■ What to do: Every record below should be written out exactly; pictures stay out.

■ Provided material:

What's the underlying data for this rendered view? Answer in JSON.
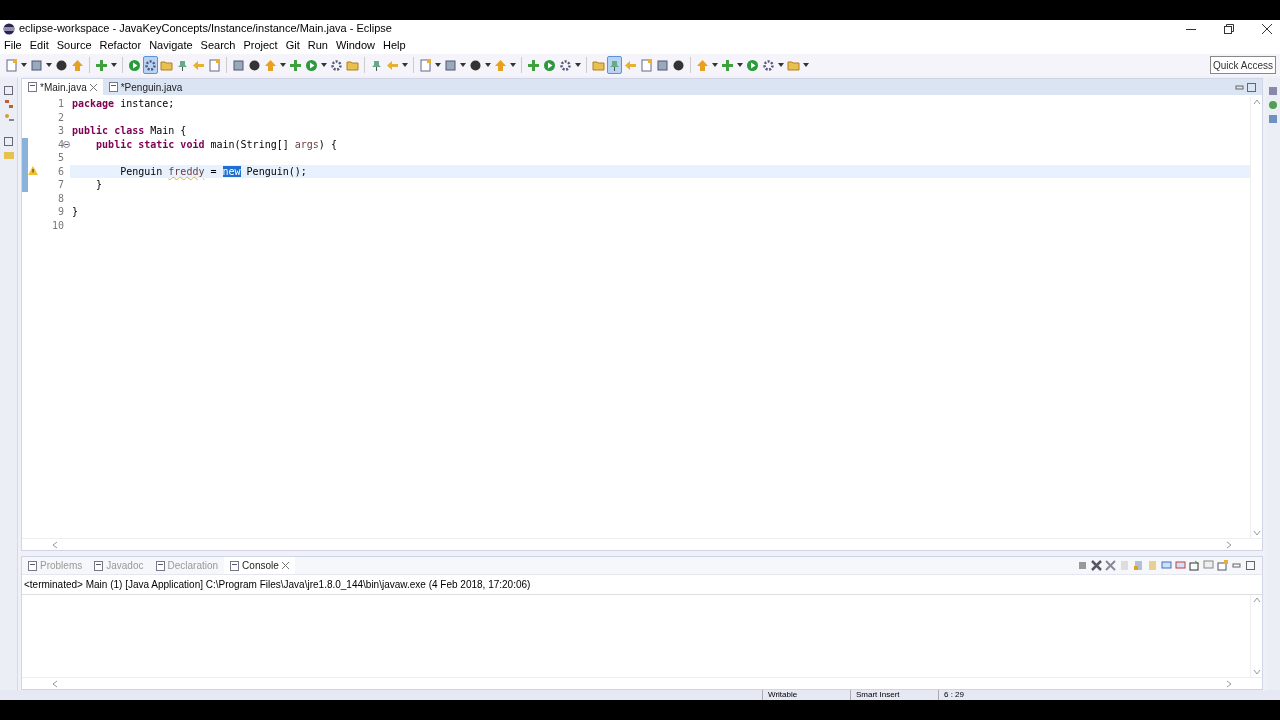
{
  "window": {
    "title": "eclipse-workspace - JavaKeyConcepts/Instance/instance/Main.java - Eclipse"
  },
  "menu": [
    "File",
    "Edit",
    "Source",
    "Refactor",
    "Navigate",
    "Search",
    "Project",
    "Git",
    "Run",
    "Window",
    "Help"
  ],
  "toolbar": [
    {
      "kind": "dropdown",
      "selected": false
    },
    {
      "kind": "dropdown",
      "selected": false
    },
    {
      "kind": "button",
      "selected": false
    },
    {
      "kind": "button",
      "selected": false
    },
    {
      "kind": "separator"
    },
    {
      "kind": "dropdown",
      "selected": false
    },
    {
      "kind": "separator"
    },
    {
      "kind": "button",
      "selected": false
    },
    {
      "kind": "button",
      "selected": true
    },
    {
      "kind": "button",
      "selected": false
    },
    {
      "kind": "button",
      "selected": false
    },
    {
      "kind": "button",
      "selected": false
    },
    {
      "kind": "button",
      "selected": false
    },
    {
      "kind": "separator"
    },
    {
      "kind": "button",
      "selected": false
    },
    {
      "kind": "button",
      "selected": false
    },
    {
      "kind": "dropdown",
      "selected": false
    },
    {
      "kind": "button",
      "selected": false
    },
    {
      "kind": "dropdown",
      "selected": false
    },
    {
      "kind": "button",
      "selected": false
    },
    {
      "kind": "button",
      "selected": false
    },
    {
      "kind": "separator"
    },
    {
      "kind": "button",
      "selected": false
    },
    {
      "kind": "dropdown",
      "selected": false
    },
    {
      "kind": "separator"
    },
    {
      "kind": "dropdown",
      "selected": false
    },
    {
      "kind": "dropdown",
      "selected": false
    },
    {
      "kind": "dropdown",
      "selected": false
    },
    {
      "kind": "dropdown",
      "selected": false
    },
    {
      "kind": "separator"
    },
    {
      "kind": "button",
      "selected": false
    },
    {
      "kind": "button",
      "selected": false
    },
    {
      "kind": "dropdown",
      "selected": false
    },
    {
      "kind": "separator"
    },
    {
      "kind": "button",
      "selected": false
    },
    {
      "kind": "button",
      "selected": true
    },
    {
      "kind": "button",
      "selected": false
    },
    {
      "kind": "button",
      "selected": false
    },
    {
      "kind": "button",
      "selected": false
    },
    {
      "kind": "button",
      "selected": false
    },
    {
      "kind": "separator"
    },
    {
      "kind": "dropdown",
      "selected": false
    },
    {
      "kind": "dropdown",
      "selected": false
    },
    {
      "kind": "button",
      "selected": false
    },
    {
      "kind": "dropdown",
      "selected": false
    },
    {
      "kind": "dropdown",
      "selected": false
    }
  ],
  "quick_access": {
    "placeholder": "Quick Access"
  },
  "editor": {
    "tabs": [
      {
        "label": "*Main.java",
        "selected": true,
        "closable": true
      },
      {
        "label": "*Penguin.java",
        "selected": false,
        "closable": false
      }
    ],
    "lines": [
      {
        "number": "1",
        "tokens": [
          {
            "kind": "keyword",
            "text": "package"
          },
          {
            "kind": "plain",
            "text": " instance;"
          }
        ]
      },
      {
        "number": "2"
      },
      {
        "number": "3",
        "tokens": [
          {
            "kind": "keyword",
            "text": "public class"
          },
          {
            "kind": "plain",
            "text": " Main {"
          }
        ]
      },
      {
        "number": "4",
        "fold": true,
        "scope": true,
        "tokens": [
          {
            "kind": "keyword",
            "text": "    public static void"
          },
          {
            "kind": "plain",
            "text": " main(String[] "
          },
          {
            "kind": "param",
            "text": "args"
          },
          {
            "kind": "plain",
            "text": ") {"
          }
        ]
      },
      {
        "number": "5",
        "scope": true
      },
      {
        "number": "6",
        "scope": true,
        "current": true,
        "warning": true,
        "tokens": [
          {
            "kind": "plain",
            "text": "        Penguin "
          },
          {
            "kind": "unused",
            "text": "freddy"
          },
          {
            "kind": "plain",
            "text": " = "
          },
          {
            "kind": "selected",
            "text": "new"
          },
          {
            "kind": "plain",
            "text": " Penguin();"
          }
        ]
      },
      {
        "number": "7",
        "scope": true,
        "tokens": [
          {
            "kind": "plain",
            "text": "    }"
          }
        ]
      },
      {
        "number": "8"
      },
      {
        "number": "9",
        "tokens": [
          {
            "kind": "plain",
            "text": "}"
          }
        ]
      },
      {
        "number": "10"
      }
    ]
  },
  "bottom_panel": {
    "tabs": [
      {
        "label": "Problems",
        "selected": false,
        "closable": false
      },
      {
        "label": "Javadoc",
        "selected": false,
        "closable": false
      },
      {
        "label": "Declaration",
        "selected": false,
        "closable": false
      },
      {
        "label": "Console",
        "selected": true,
        "closable": true
      }
    ],
    "console_header": "<terminated> Main (1) [Java Application] C:\\Program Files\\Java\\jre1.8.0_144\\bin\\javaw.exe (4 Feb 2018, 17:20:06)"
  },
  "status_bar": [
    "Writable",
    "Smart Insert",
    "6 : 29"
  ]
}
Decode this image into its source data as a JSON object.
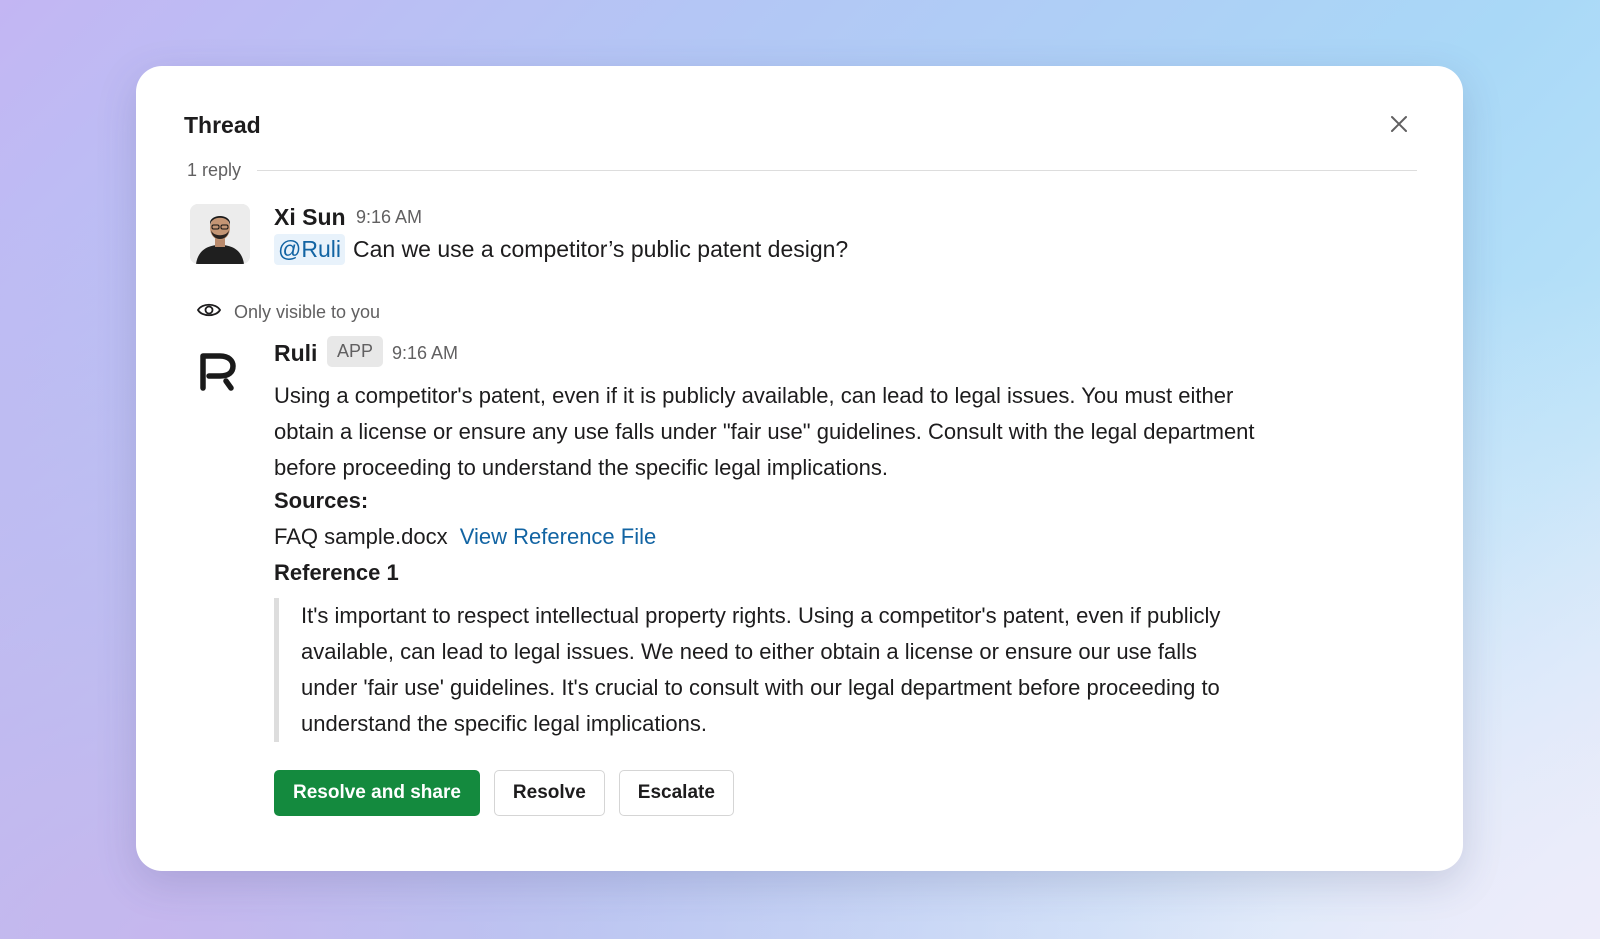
{
  "thread": {
    "title": "Thread",
    "reply_count": "1 reply"
  },
  "message_user": {
    "sender": "Xi Sun",
    "time": "9:16 AM",
    "mention": "@Ruli",
    "text": "Can we use a competitor’s public patent design?"
  },
  "visibility_note": "Only visible to you",
  "message_app": {
    "sender": "Ruli",
    "badge": "APP",
    "time": "9:16 AM",
    "answer": "Using a competitor's patent, even if it is publicly available, can lead to legal issues. You must either obtain a license or ensure any use falls under \"fair use\" guidelines. Consult with the legal department before proceeding to understand the specific legal implications.",
    "sources_label": "Sources:",
    "source_file": "FAQ sample.docx",
    "source_link": "View Reference File",
    "reference_label": "Reference 1",
    "reference_text": "It's important to respect intellectual property rights. Using a competitor's patent, even if publicly available, can lead to legal issues. We need to either obtain a license or ensure our use falls under 'fair use' guidelines. It's crucial to consult with our legal department before proceeding to understand the specific legal implications."
  },
  "actions": {
    "resolve_share": "Resolve and share",
    "resolve": "Resolve",
    "escalate": "Escalate"
  },
  "colors": {
    "primary_button": "#148a3e",
    "link": "#1264a3",
    "text": "#1d1c1d",
    "muted": "#616061"
  },
  "icons": {
    "close": "close-icon",
    "visibility": "eye-icon",
    "app_logo": "ruli-logo-icon"
  }
}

■ Problem solution:
What's the underlying data for this rendered view? Answer in JSON.
{
  "window": {
    "title": "eclipse-workspace - JavaKeyConcepts/Instance/instance/Main.java - Eclipse"
  },
  "menu": [
    "File",
    "Edit",
    "Source",
    "Refactor",
    "Navigate",
    "Search",
    "Project",
    "Git",
    "Run",
    "Window",
    "Help"
  ],
  "toolbar": [
    {
      "kind": "dropdown",
      "selected": false
    },
    {
      "kind": "dropdown",
      "selected": false
    },
    {
      "kind": "button",
      "selected": false
    },
    {
      "kind": "button",
      "selected": false
    },
    {
      "kind": "separator"
    },
    {
      "kind": "dropdown",
      "selected": false
    },
    {
      "kind": "separator"
    },
    {
      "kind": "button",
      "selected": false
    },
    {
      "kind": "button",
      "selected": true
    },
    {
      "kind": "button",
      "selected": false
    },
    {
      "kind": "button",
      "selected": false
    },
    {
      "kind": "button",
      "selected": false
    },
    {
      "kind": "button",
      "selected": false
    },
    {
      "kind": "separator"
    },
    {
      "kind": "button",
      "selected": false
    },
    {
      "kind": "button",
      "selected": false
    },
    {
      "kind": "dropdown",
      "selected": false
    },
    {
      "kind": "button",
      "selected": false
    },
    {
      "kind": "dropdown",
      "selected": false
    },
    {
      "kind": "button",
      "selected": false
    },
    {
      "kind": "button",
      "selected": false
    },
    {
      "kind": "separator"
    },
    {
      "kind": "button",
      "selected": false
    },
    {
      "kind": "dropdown",
      "selected": false
    },
    {
      "kind": "separator"
    },
    {
      "kind": "dropdown",
      "selected": false
    },
    {
      "kind": "dropdown",
      "selected": false
    },
    {
      "kind": "dropdown",
      "selected": false
    },
    {
      "kind": "dropdown",
      "selected": false
    },
    {
      "kind": "separator"
    },
    {
      "kind": "button",
      "selected": false
    },
    {
      "kind": "button",
      "selected": false
    },
    {
      "kind": "dropdown",
      "selected": false
    },
    {
      "kind": "separator"
    },
    {
      "kind": "button",
      "selected": false
    },
    {
      "kind": "button",
      "selected": true
    },
    {
      "kind": "button",
      "selected": false
    },
    {
      "kind": "button",
      "selected": false
    },
    {
      "kind": "button",
      "selected": false
    },
    {
      "kind": "button",
      "selected": false
    },
    {
      "kind": "separator"
    },
    {
      "kind": "dropdown",
      "selected": false
    },
    {
      "kind": "dropdown",
      "selected": false
    },
    {
      "kind": "button",
      "selected": false
    },
    {
      "kind": "dropdown",
      "selected": false
    },
    {
      "kind": "dropdown",
      "selected": false
    }
  ],
  "quick_access": {
    "placeholder": "Quick Access"
  },
  "editor": {
    "tabs": [
      {
        "label": "*Main.java",
        "selected": true,
        "closable": true
      },
      {
        "label": "*Penguin.java",
        "selected": false,
        "closable": false
      }
    ],
    "lines": [
      {
        "number": "1",
        "tokens": [
          {
            "kind": "keyword",
            "text": "package"
          },
          {
            "kind": "plain",
            "text": " instance;"
          }
        ]
      },
      {
        "number": "2"
      },
      {
        "number": "3",
        "tokens": [
          {
            "kind": "keyword",
            "text": "public class"
          },
          {
            "kind": "plain",
            "text": " Main {"
          }
        ]
      },
      {
        "number": "4",
        "fold": true,
        "scope": true,
        "tokens": [
          {
            "kind": "keyword",
            "text": "    public static void"
          },
          {
            "kind": "plain",
            "text": " main(String[] "
          },
          {
            "kind": "param",
            "text": "args"
          },
          {
            "kind": "plain",
            "text": ") {"
          }
        ]
      },
      {
        "number": "5",
        "scope": true
      },
      {
        "number": "6",
        "scope": true,
        "current": true,
        "warning": true,
        "tokens": [
          {
            "kind": "plain",
            "text": "        Penguin "
          },
          {
            "kind": "unused",
            "text": "freddy"
          },
          {
            "kind": "plain",
            "text": " = "
          },
          {
            "kind": "selected",
            "text": "new"
          },
          {
            "kind": "plain",
            "text": " Penguin();"
          }
        ]
      },
      {
        "number": "7",
        "scope": true,
        "tokens": [
          {
            "kind": "plain",
            "text": "    }"
          }
        ]
      },
      {
        "number": "8"
      },
      {
        "number": "9",
        "tokens": [
          {
            "kind": "plain",
            "text": "}"
          }
        ]
      },
      {
        "number": "10"
      }
    ]
  },
  "bottom_panel": {
    "tabs": [
      {
        "label": "Problems",
        "selected": false,
        "closable": false
      },
      {
        "label": "Javadoc",
        "selected": false,
        "closable": false
      },
      {
        "label": "Declaration",
        "selected": false,
        "closable": false
      },
      {
        "label": "Console",
        "selected": true,
        "closable": true
      }
    ],
    "console_header": "<terminated> Main (1) [Java Application] C:\\Program Files\\Java\\jre1.8.0_144\\bin\\javaw.exe (4 Feb 2018, 17:20:06)"
  },
  "status_bar": [
    "Writable",
    "Smart Insert",
    "6 : 29"
  ]
}
Decode this image into its source data as a JSON object.
{
  "thread": {
    "title": "Thread",
    "reply_count": "1 reply"
  },
  "message_user": {
    "sender": "Xi Sun",
    "time": "9:16 AM",
    "mention": "@Ruli",
    "text": "Can we use a competitor’s public patent design?"
  },
  "visibility_note": "Only visible to you",
  "message_app": {
    "sender": "Ruli",
    "badge": "APP",
    "time": "9:16 AM",
    "answer": "Using a competitor's patent, even if it is publicly available, can lead to legal issues. You must either obtain a license or ensure any use falls under \"fair use\" guidelines. Consult with the legal department before proceeding to understand the specific legal implications.",
    "sources_label": "Sources:",
    "source_file": "FAQ sample.docx",
    "source_link": "View Reference File",
    "reference_label": "Reference 1",
    "reference_text": "It's important to respect intellectual property rights. Using a competitor's patent, even if publicly available, can lead to legal issues. We need to either obtain a license or ensure our use falls under 'fair use' guidelines. It's crucial to consult with our legal department before proceeding to understand the specific legal implications."
  },
  "actions": {
    "resolve_share": "Resolve and share",
    "resolve": "Resolve",
    "escalate": "Escalate"
  },
  "colors": {
    "primary_button": "#148a3e",
    "link": "#1264a3",
    "text": "#1d1c1d",
    "muted": "#616061"
  },
  "icons": {
    "close": "close-icon",
    "visibility": "eye-icon",
    "app_logo": "ruli-logo-icon"
  }
}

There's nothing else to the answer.